* [WHAT TO WORK ON]
Please retype the whole listing so that it matches the original exactly.

* [DATA EXCERPTS]

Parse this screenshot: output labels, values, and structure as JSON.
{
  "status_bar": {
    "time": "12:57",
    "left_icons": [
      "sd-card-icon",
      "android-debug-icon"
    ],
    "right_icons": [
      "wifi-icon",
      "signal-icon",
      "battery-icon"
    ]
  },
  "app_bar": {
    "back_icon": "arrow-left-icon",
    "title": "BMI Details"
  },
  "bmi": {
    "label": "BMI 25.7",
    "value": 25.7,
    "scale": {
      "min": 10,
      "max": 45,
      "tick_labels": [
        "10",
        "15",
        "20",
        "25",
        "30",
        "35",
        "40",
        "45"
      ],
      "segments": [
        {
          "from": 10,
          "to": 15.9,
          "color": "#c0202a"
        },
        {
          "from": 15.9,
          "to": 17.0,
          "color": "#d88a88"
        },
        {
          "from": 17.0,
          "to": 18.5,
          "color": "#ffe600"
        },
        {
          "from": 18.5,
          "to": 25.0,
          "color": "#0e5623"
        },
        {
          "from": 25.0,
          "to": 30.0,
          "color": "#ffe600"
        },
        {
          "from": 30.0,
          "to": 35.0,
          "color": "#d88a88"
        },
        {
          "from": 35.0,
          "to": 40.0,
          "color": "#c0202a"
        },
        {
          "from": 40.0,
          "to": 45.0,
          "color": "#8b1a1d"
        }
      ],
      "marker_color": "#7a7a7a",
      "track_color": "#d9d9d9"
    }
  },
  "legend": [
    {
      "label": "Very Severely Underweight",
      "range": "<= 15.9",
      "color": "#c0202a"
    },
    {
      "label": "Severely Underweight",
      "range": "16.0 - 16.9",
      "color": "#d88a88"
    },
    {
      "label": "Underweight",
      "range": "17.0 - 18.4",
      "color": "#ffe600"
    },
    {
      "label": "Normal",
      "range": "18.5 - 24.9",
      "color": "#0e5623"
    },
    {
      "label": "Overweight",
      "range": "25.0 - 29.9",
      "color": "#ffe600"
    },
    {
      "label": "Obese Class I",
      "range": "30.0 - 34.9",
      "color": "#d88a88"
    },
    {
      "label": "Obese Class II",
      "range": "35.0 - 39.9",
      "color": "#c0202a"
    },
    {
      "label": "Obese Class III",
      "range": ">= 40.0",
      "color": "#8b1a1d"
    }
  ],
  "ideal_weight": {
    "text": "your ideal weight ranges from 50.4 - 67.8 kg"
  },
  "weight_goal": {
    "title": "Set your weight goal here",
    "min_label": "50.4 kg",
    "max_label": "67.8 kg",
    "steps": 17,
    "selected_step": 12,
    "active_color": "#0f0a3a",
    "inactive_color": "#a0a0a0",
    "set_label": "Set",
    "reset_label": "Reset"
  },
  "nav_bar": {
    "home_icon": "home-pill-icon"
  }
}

* [RESPONSE TO THE EXERCISE]
Parse this screenshot: output labels, values, and structure as JSON.
{
  "status_bar": {
    "time": "12:57",
    "left_icons": [
      "sd-card-icon",
      "android-debug-icon"
    ],
    "right_icons": [
      "wifi-icon",
      "signal-icon",
      "battery-icon"
    ]
  },
  "app_bar": {
    "back_icon": "arrow-left-icon",
    "title": "BMI Details"
  },
  "bmi": {
    "label": "BMI 25.7",
    "value": 25.7,
    "scale": {
      "min": 10,
      "max": 45,
      "tick_labels": [
        "10",
        "15",
        "20",
        "25",
        "30",
        "35",
        "40",
        "45"
      ],
      "segments": [
        {
          "from": 10,
          "to": 15.9,
          "color": "#c0202a"
        },
        {
          "from": 15.9,
          "to": 17.0,
          "color": "#d88a88"
        },
        {
          "from": 17.0,
          "to": 18.5,
          "color": "#ffe600"
        },
        {
          "from": 18.5,
          "to": 25.0,
          "color": "#0e5623"
        },
        {
          "from": 25.0,
          "to": 30.0,
          "color": "#ffe600"
        },
        {
          "from": 30.0,
          "to": 35.0,
          "color": "#d88a88"
        },
        {
          "from": 35.0,
          "to": 40.0,
          "color": "#c0202a"
        },
        {
          "from": 40.0,
          "to": 45.0,
          "color": "#8b1a1d"
        }
      ],
      "marker_color": "#7a7a7a",
      "track_color": "#d9d9d9"
    }
  },
  "legend": [
    {
      "label": "Very Severely Underweight",
      "range": "<= 15.9",
      "color": "#c0202a"
    },
    {
      "label": "Severely Underweight",
      "range": "16.0 - 16.9",
      "color": "#d88a88"
    },
    {
      "label": "Underweight",
      "range": "17.0 - 18.4",
      "color": "#ffe600"
    },
    {
      "label": "Normal",
      "range": "18.5 - 24.9",
      "color": "#0e5623"
    },
    {
      "label": "Overweight",
      "range": "25.0 - 29.9",
      "color": "#ffe600"
    },
    {
      "label": "Obese Class I",
      "range": "30.0 - 34.9",
      "color": "#d88a88"
    },
    {
      "label": "Obese Class II",
      "range": "35.0 - 39.9",
      "color": "#c0202a"
    },
    {
      "label": "Obese Class III",
      "range": ">= 40.0",
      "color": "#8b1a1d"
    }
  ],
  "ideal_weight": {
    "text": "your ideal weight ranges from 50.4 - 67.8 kg"
  },
  "weight_goal": {
    "title": "Set your weight goal here",
    "min_label": "50.4 kg",
    "max_label": "67.8 kg",
    "steps": 17,
    "selected_step": 12,
    "active_color": "#0f0a3a",
    "inactive_color": "#a0a0a0",
    "set_label": "Set",
    "reset_label": "Reset"
  },
  "nav_bar": {
    "home_icon": "home-pill-icon"
  }
}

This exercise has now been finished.